It will be pretty obvious to everyone by now that I’m the weak link in the chain. The faulty circuit, the twisted wire in a RTD-scripted deus ex machina finale where it turns out there’s a setting on the sonic screwdriver that can fix everything. My v. professional and v. insightful friends are two episodes ahead of me, seem to recall detail with startling clarity and have the intellectual kapow to back up those recollections with solid critique. All this while rooting the new series squarely in the context of the show’s mythology and (quite possibly) making stacks of fluffy pancakes with maple syrup and crispy bacon just the way I like them.
I’m not going to attempt the trick of catching up, of trying to shoehorn in an alternative perspective for each episode when they’ve been thoroughly interrogated already. That’s a lot of words and my fingers are like thick frankfurters tripping greasily across the keys, I don’t have the wpms in me. It’s a fool’s errand exacerbated by the following points:
a) I love Dr Who. Love it. Consequently any attempt on my part to go all Siskel and Egbert on its ass is doomed to failure. My utter unfeasible love for the programme renders me a dribbling moron with the analytical prowess of toast. I try to be insightful and unbiased but I’m not and it’s stupid to pretend otherwise.
b) As soon as I try to write a review, I think to myself “I’m writing a review now” and suddenly I revert to school mode and it stops being fun. I find myself clicking the word count every sentence and mewling to myself in irritation. Have you ever heard a grown man mewl? It sounds exactly like a cat. It’s uncanny, I don’t know how I do it. Make it stop. Make it stop.
c) I can’t remember the first two anymore, the third one’s getting fuzzy now too. They’ve all kind of blended together into a Rutan-alike amorphous blob entitled something like Dr Who and the Planet of Fiery Crime or Ood in Pompeii.
Anyway, here’s my review of Ood in Pompeii …
Isn’t the Doctor good? He just sets the screen on fire, doesn’t he? I mean even when everything on screen is literally on fire he still lights up the place like a magnesium flare. Any plot hole, any slight wobble with the dialogue can be relied upon to be ironed out by the sheer titanic steamrollering presence of the Tenth doctor. God, it’s brilliant to have him on the show- all crackerjack energy, wisdom, wit and rage. DT, in my humble opinion, is the broadcast equivalent of MSG in Chinese food – only good for you.
And this series has raised its game to keep pace with its star. The scope, the ideas, the FX execution is really quite brilliant. From those cute little teddy bear blobs of fat through choking volcanic ash to an ICE PLANET we’ve been spoiled in a way comparable to having the ambassador unload a dump truck’s worth of Ferrero Rocher on our front porch. I love the confident referencing of the show’s history, I admire the temerity of the writers to tackle complex and morally dubious issues, I applaud the skill and joie de vivre of a crew working at the very top of its game.
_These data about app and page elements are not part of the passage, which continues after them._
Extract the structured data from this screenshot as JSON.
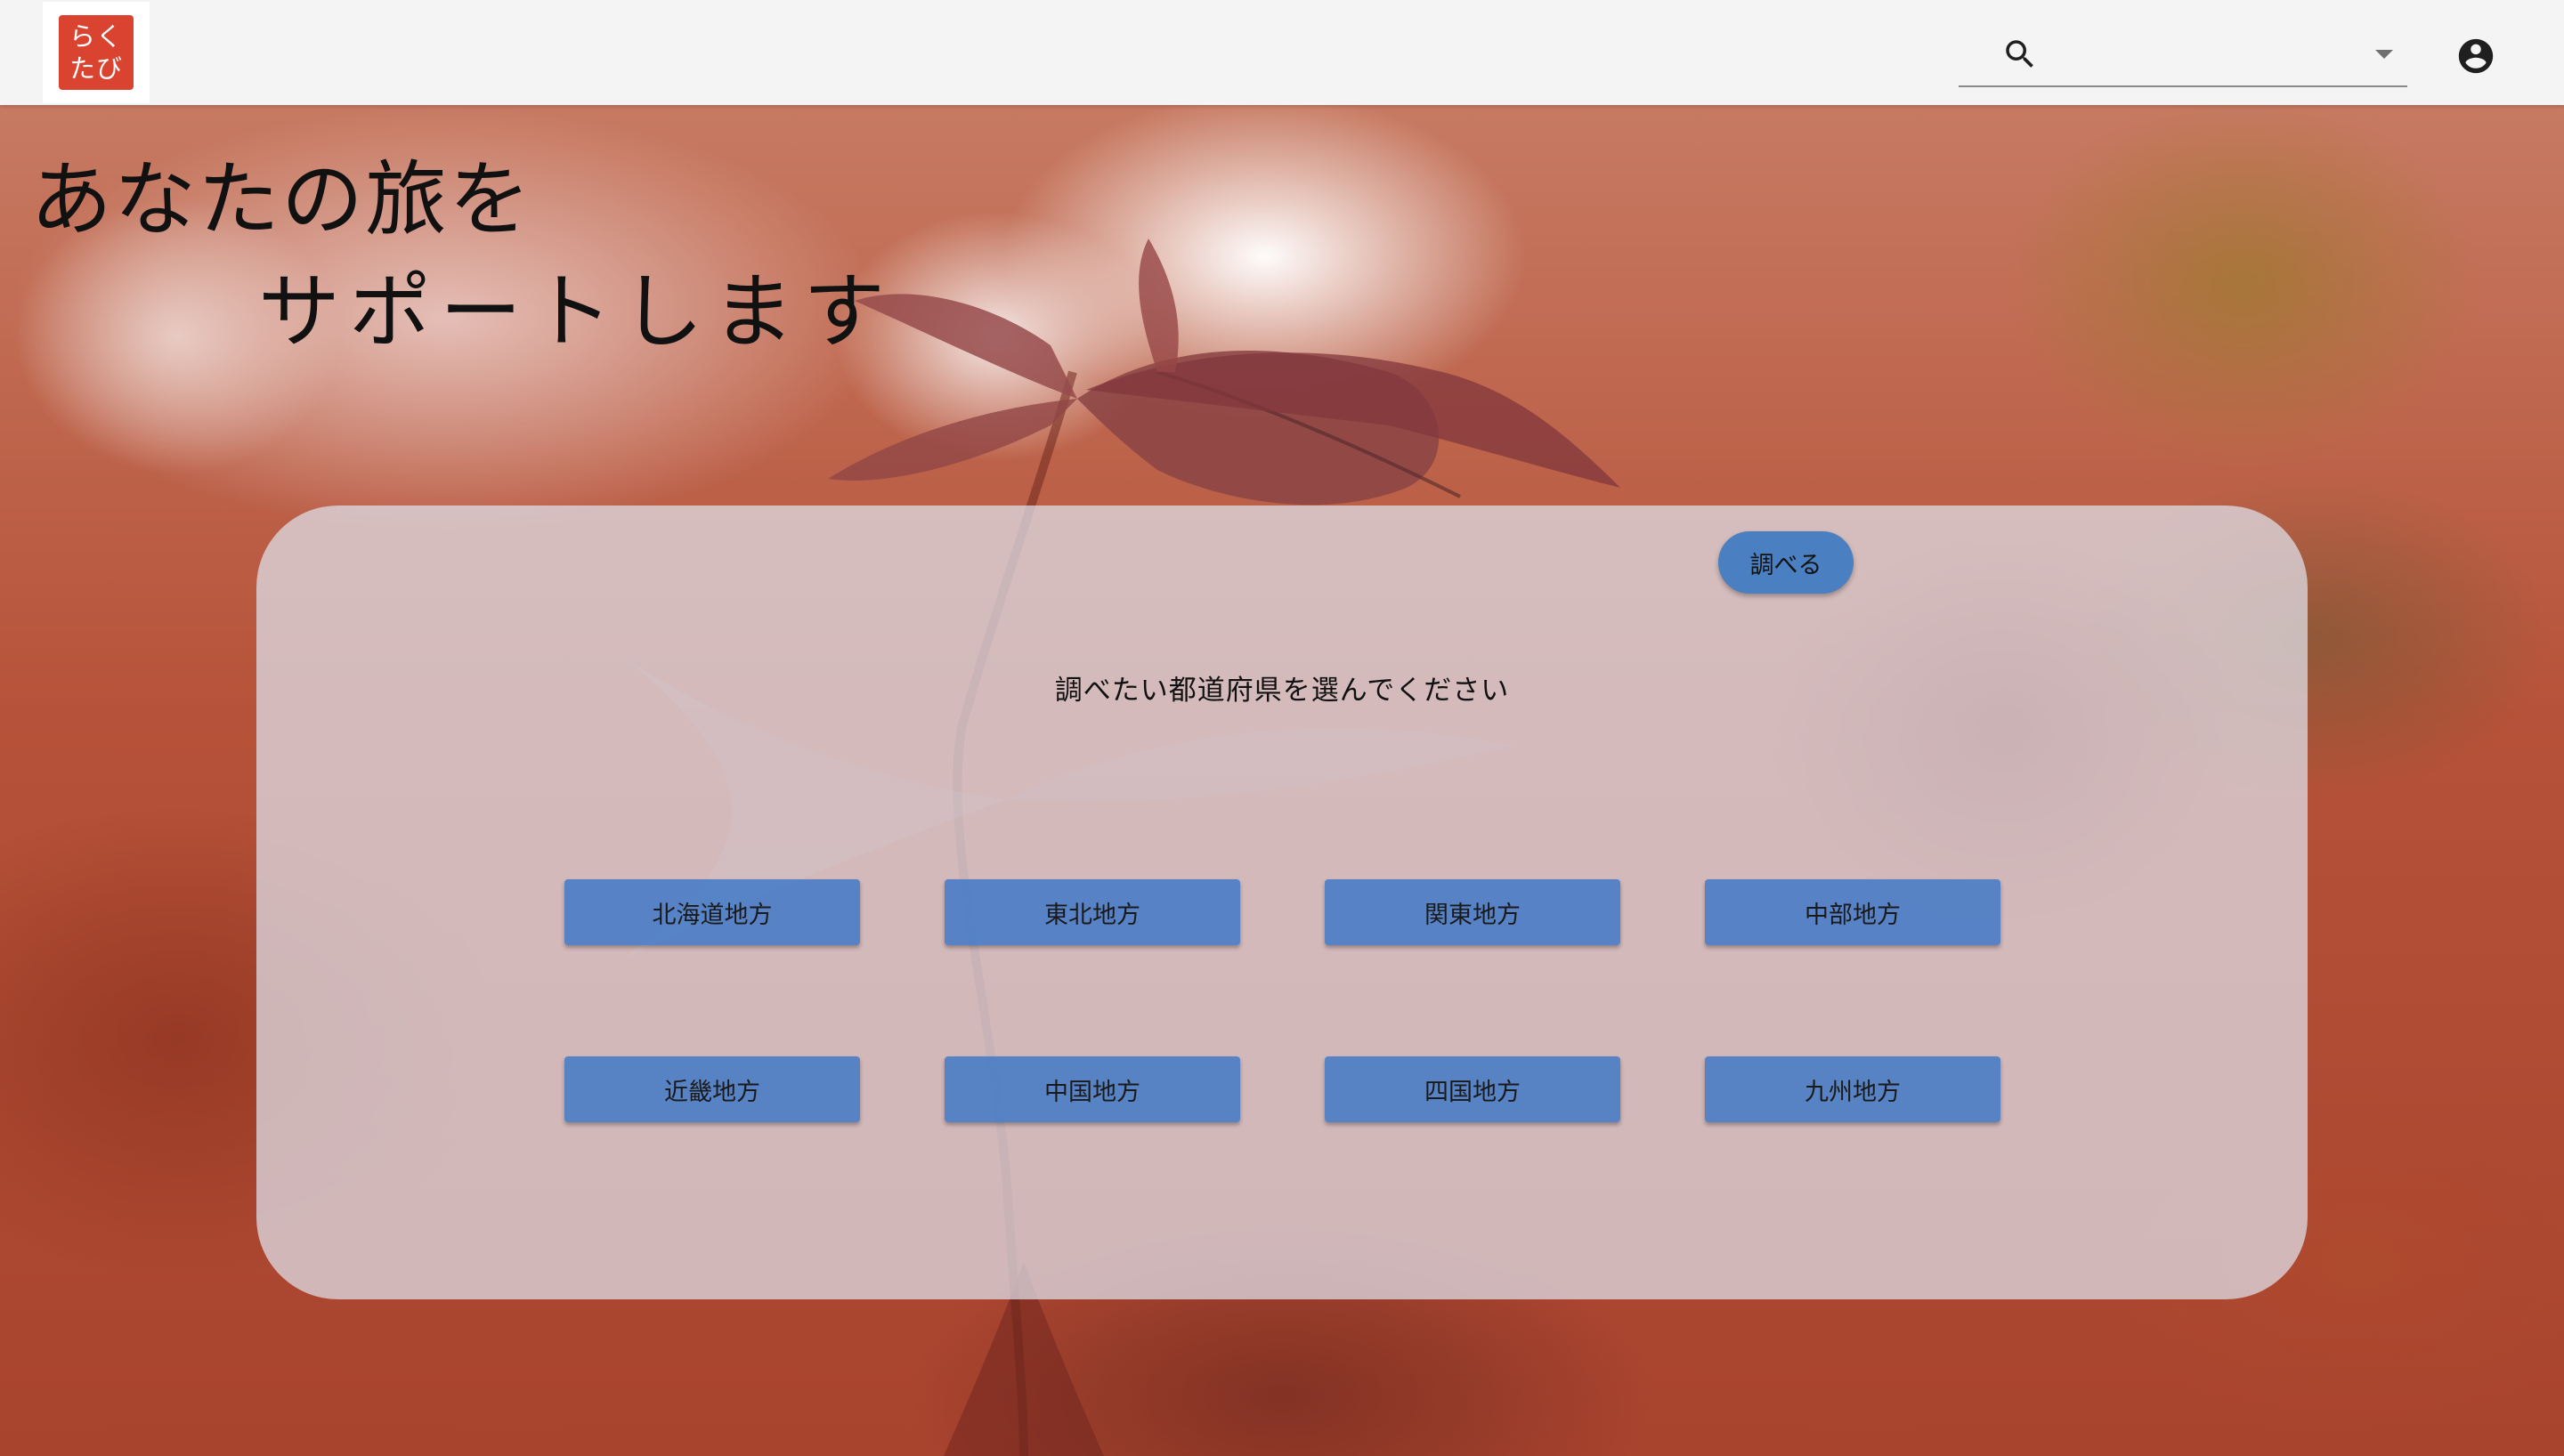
{
  "logo": {
    "line1": "らく",
    "line2": "たび"
  },
  "header": {
    "search": {
      "value": "",
      "placeholder": ""
    }
  },
  "hero": {
    "line1": "あなたの旅を",
    "line2": "サポートします"
  },
  "panel": {
    "search_button": "調べる",
    "instruction": "調べたい都道府県を選んでください",
    "regions": [
      "北海道地方",
      "東北地方",
      "関東地方",
      "中部地方",
      "近畿地方",
      "中国地方",
      "四国地方",
      "九州地方"
    ]
  },
  "colors": {
    "accent": "#4a7fc1",
    "logo": "#d9432f",
    "topbar": "#f4f4f4"
  }
}
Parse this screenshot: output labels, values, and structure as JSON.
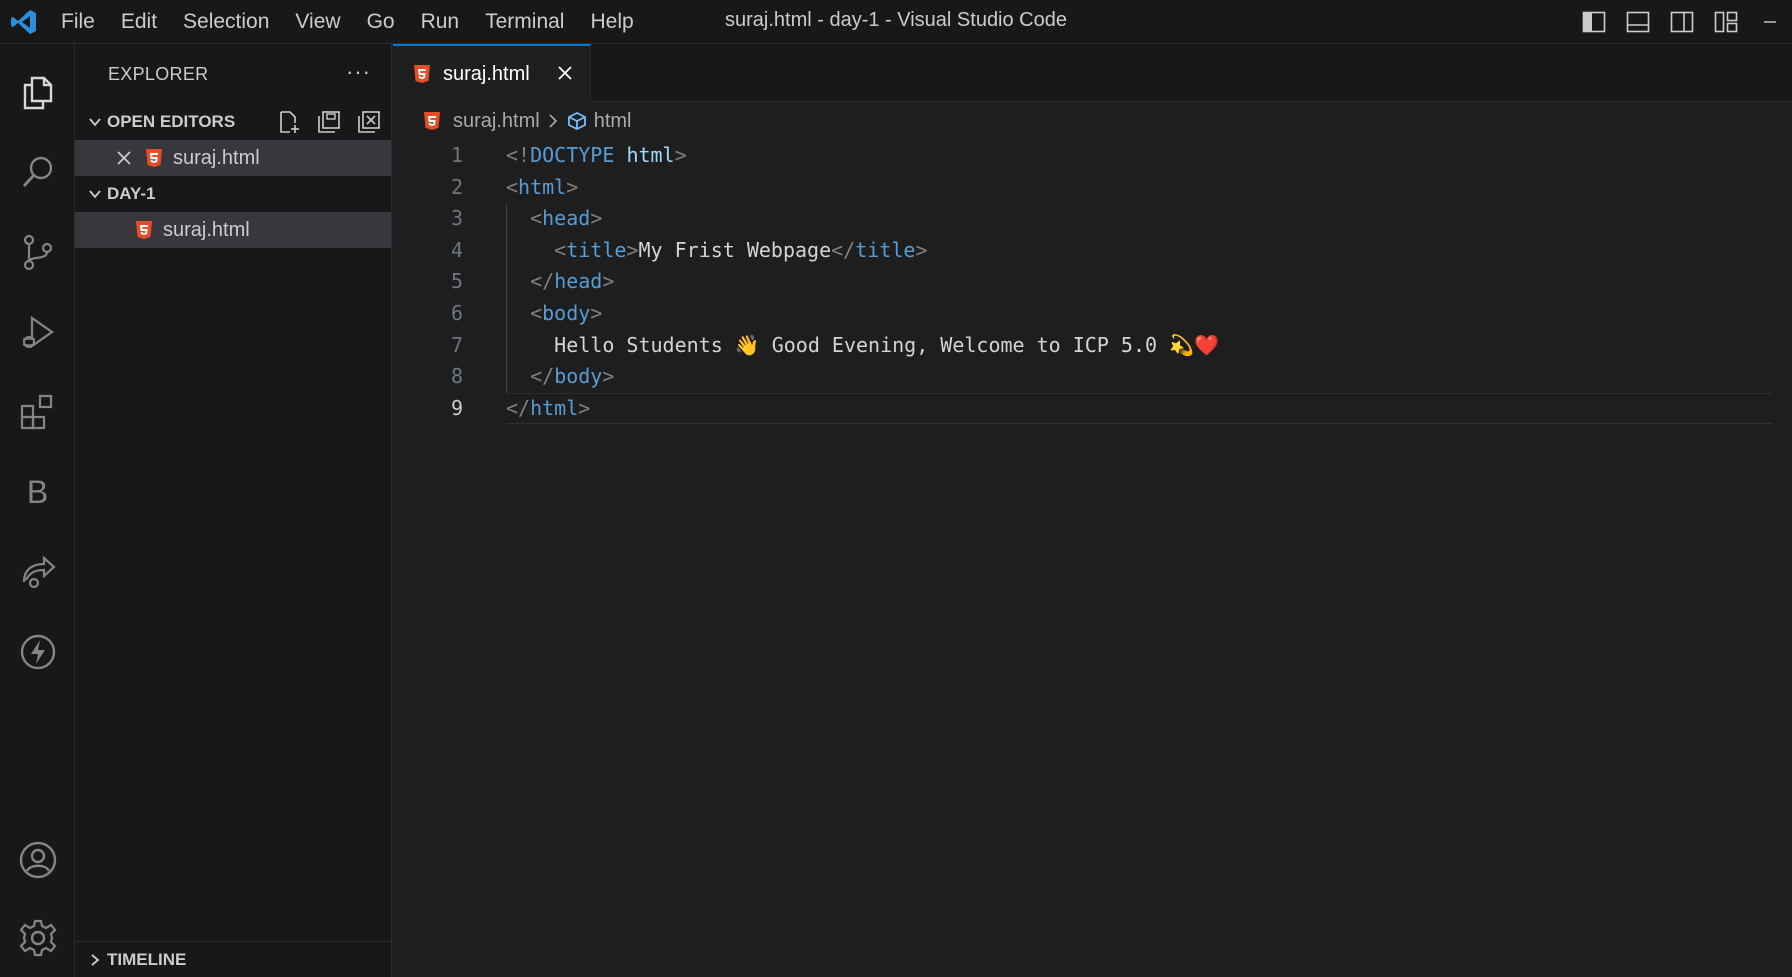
{
  "window": {
    "title": "suraj.html - day-1 - Visual Studio Code"
  },
  "menu": [
    "File",
    "Edit",
    "Selection",
    "View",
    "Go",
    "Run",
    "Terminal",
    "Help"
  ],
  "colors": {
    "accent": "#0078d4",
    "html_icon": "#e44d26",
    "tag": "#569cd6",
    "bracket": "#808080",
    "text": "#d4d4d4"
  },
  "activity_bar": {
    "top": [
      "files-icon",
      "search-icon",
      "source-control-icon",
      "run-debug-icon",
      "extensions-icon",
      "b-extension-icon",
      "live-share-icon",
      "thunder-client-icon"
    ],
    "bottom": [
      "account-icon",
      "settings-gear-icon"
    ],
    "b_label": "B"
  },
  "sidebar": {
    "title": "EXPLORER",
    "more": "···",
    "open_editors": {
      "label": "OPEN EDITORS",
      "items": [
        {
          "name": "suraj.html"
        }
      ]
    },
    "folder": {
      "label": "DAY-1",
      "items": [
        {
          "name": "suraj.html"
        }
      ]
    },
    "timeline": {
      "label": "TIMELINE"
    }
  },
  "editor": {
    "tab": {
      "label": "suraj.html"
    },
    "breadcrumb": {
      "file": "suraj.html",
      "symbol": "html"
    },
    "active_line": 9,
    "lines": [
      {
        "num": "1",
        "parts": [
          [
            "p",
            "<!"
          ],
          [
            "k",
            "DOCTYPE"
          ],
          [
            "w",
            " "
          ],
          [
            "a",
            "html"
          ],
          [
            "p",
            ">"
          ]
        ]
      },
      {
        "num": "2",
        "parts": [
          [
            "p",
            "<"
          ],
          [
            "t",
            "html"
          ],
          [
            "p",
            ">"
          ]
        ]
      },
      {
        "num": "3",
        "parts": [
          [
            "w",
            "  "
          ],
          [
            "p",
            "<"
          ],
          [
            "t",
            "head"
          ],
          [
            "p",
            ">"
          ]
        ]
      },
      {
        "num": "4",
        "parts": [
          [
            "w",
            "    "
          ],
          [
            "p",
            "<"
          ],
          [
            "t",
            "title"
          ],
          [
            "p",
            ">"
          ],
          [
            "w",
            "My Frist Webpage"
          ],
          [
            "p",
            "</"
          ],
          [
            "t",
            "title"
          ],
          [
            "p",
            ">"
          ]
        ]
      },
      {
        "num": "5",
        "parts": [
          [
            "w",
            "  "
          ],
          [
            "p",
            "</"
          ],
          [
            "t",
            "head"
          ],
          [
            "p",
            ">"
          ]
        ]
      },
      {
        "num": "6",
        "parts": [
          [
            "w",
            "  "
          ],
          [
            "p",
            "<"
          ],
          [
            "t",
            "body"
          ],
          [
            "p",
            ">"
          ]
        ]
      },
      {
        "num": "7",
        "parts": [
          [
            "w",
            "    Hello Students "
          ],
          [
            "e",
            "👋"
          ],
          [
            "w",
            " Good Evening, Welcome to ICP 5.0 "
          ],
          [
            "e",
            "💫"
          ],
          [
            "e",
            "❤️"
          ]
        ]
      },
      {
        "num": "8",
        "parts": [
          [
            "w",
            "  "
          ],
          [
            "p",
            "</"
          ],
          [
            "t",
            "body"
          ],
          [
            "p",
            ">"
          ]
        ]
      },
      {
        "num": "9",
        "parts": [
          [
            "p",
            "</"
          ],
          [
            "t",
            "html"
          ],
          [
            "p",
            ">"
          ]
        ]
      }
    ]
  }
}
This is a TV show don’t forget, and a British one at that, it has a tight schedule and a budget that Hollywood would laugh at and called ‘titch’ or ‘small fry’ while making derisive snorting noises through their cocaine-decimated blow holes. Well screw you Tinsel Tossers because this little Welsh televisual engine that can has delivered ancient cities, lava-veined granite homunculi, skin-rending, tentacle -spewing species switching and an orange rocket ship with go faster stripes. All within a budget that wouldn’t even cover Teri Hatcher’s mid-morning smoothie. Hooray for you BBC.
Oh dear, now that I’ve started there’s so much I want to talk about. The theory of Whoniverse time travel that I’ve cobbled together from years of trying to make it all make sense. The difference between a show like Lost that has been worked out 4 series in advance and a show like DW that has a spaceship that looks like a Police Box because they had a spare one lying around when they started filming. A show where layer upon layer of lore has been added by different artists with no rhyme or reason other than expediency and practicality at any given moment in its history and that now stands proudly unbent beneath the accumulated mass of more than six decades of creativity.
But perhaps I’ll be contented with unburdening myself of these furious narrative flights of fancy in short bursts throughout the week. What say you chaps? Are you up for some full on geek-flavoured navel gazing to break the humdrum passage of quotidian reality? Shall we free ourselves from this rigorous prison of academic discursion and plot our own course through the vortex?
Or shall we fall back on well-worn terrain because I tell you what … I’m still not sure about Catherine Tate.